I am working on modding my old laptop inside a destroyed Atari 2600, and i'm running into a problem adapting the Paddle controllers to be visible to Windows, and I don't have the money to buy 2 of the adapters that are sold online.
I know it's possible to convert a pentiometer to a PC (which is what's inside the Paddle controllers, a 5v pot) and I just need a way to make it seen on my PC (either as a joypad through software or modification of something)
I have plenty of old hardware available, including keyboards (which will be used to adapt the Joysticks) and ball mice (which I think might work properly, Convert the pot movement to X\Y movement, and the buttons to Right\Left click)
What I am wondering is if anyone has ever converted these to PC before WITHOUT any sort of fancy, pay for, pre-made adapter.
Ports available on my laptop emulator: serial, Parallel, 1x USB, IRDA, Dell Expantion port, 1x PS\2 port (2x if I build an adapter)


I think you'll have to get a stella adapter. (google it) I have a couple paddle controllers, and I opened one up. basically, how the paddle works is a current flows through it, and when you turn the knob in one direction, the resistance is increased, and in the other direction, it decreases. i guess the atari interprets the resistance as a coordinate. there isn't a circuit board inside the paddle controller, just a button and a potentiometer.

How do you want the paddle to work with Windows? I can see you using it as a game-controller for Pong, but is that really the sort of thing you want it for.
You'll surely only get x or y movement from a paddle. Oh, you want to use two paddles instead of a mouse like an Etch-a-sketch, that's it isn't it?


Sorry for taking so long to reply...
I want to use it with an Atari Emulator, for that real paddle expierence.
If it's possible, the emulator I'm using currently takes the X and Y movements from a mouse, and uses them in place of the paddles, and I'd be using the mouse controller as a surrogate for the $20 adapter that I could buy.

Mice use position / movement tracking, I'm not too sure about paddles, but the idea that the operate in a completely different way enters my head.
If you know how the paddles work (in electronic terms) you may need a micro controller interface to (e.g.) USB.

Can you find out exactly how the paddles work, or how they are constructed?


From what I've gathered, the Paddles are a simple 5V potentiometer and just spit out the position the the Atari.

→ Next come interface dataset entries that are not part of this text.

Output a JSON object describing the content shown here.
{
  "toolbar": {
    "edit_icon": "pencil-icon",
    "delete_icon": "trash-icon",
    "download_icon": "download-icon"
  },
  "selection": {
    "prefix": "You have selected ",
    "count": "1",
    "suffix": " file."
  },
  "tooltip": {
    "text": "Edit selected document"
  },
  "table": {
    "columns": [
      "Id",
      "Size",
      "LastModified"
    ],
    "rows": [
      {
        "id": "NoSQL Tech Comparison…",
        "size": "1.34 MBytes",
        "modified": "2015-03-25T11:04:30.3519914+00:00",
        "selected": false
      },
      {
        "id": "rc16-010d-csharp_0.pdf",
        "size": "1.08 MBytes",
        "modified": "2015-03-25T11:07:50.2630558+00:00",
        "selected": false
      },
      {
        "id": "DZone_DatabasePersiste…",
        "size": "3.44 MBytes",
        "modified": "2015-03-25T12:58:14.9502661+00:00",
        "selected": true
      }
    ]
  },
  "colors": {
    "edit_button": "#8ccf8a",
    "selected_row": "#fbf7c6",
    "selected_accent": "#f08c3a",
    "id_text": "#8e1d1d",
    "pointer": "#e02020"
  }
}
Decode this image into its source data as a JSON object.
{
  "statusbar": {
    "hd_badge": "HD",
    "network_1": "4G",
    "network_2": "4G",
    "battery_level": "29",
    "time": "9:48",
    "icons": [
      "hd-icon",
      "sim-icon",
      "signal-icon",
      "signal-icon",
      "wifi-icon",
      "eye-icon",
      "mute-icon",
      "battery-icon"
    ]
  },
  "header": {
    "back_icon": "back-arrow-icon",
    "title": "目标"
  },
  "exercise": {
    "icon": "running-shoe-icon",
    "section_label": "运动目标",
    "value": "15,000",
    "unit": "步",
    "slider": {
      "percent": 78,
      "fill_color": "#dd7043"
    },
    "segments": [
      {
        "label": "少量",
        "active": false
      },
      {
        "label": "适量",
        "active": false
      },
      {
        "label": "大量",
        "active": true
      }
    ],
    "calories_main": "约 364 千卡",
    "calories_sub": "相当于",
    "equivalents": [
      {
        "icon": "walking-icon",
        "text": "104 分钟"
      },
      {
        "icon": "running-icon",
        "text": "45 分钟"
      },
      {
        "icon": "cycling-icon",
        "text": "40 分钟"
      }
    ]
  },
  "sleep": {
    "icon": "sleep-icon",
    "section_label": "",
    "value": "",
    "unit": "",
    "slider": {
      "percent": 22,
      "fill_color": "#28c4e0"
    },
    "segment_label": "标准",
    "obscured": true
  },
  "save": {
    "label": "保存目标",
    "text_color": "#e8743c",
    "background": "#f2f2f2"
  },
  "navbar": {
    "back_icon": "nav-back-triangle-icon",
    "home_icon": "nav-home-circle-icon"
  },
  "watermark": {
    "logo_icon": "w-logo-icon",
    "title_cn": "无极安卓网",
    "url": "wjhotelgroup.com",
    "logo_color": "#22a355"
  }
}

I don't have the paddles to use for actual testing, but my cousin has done research for me, and has given me that data.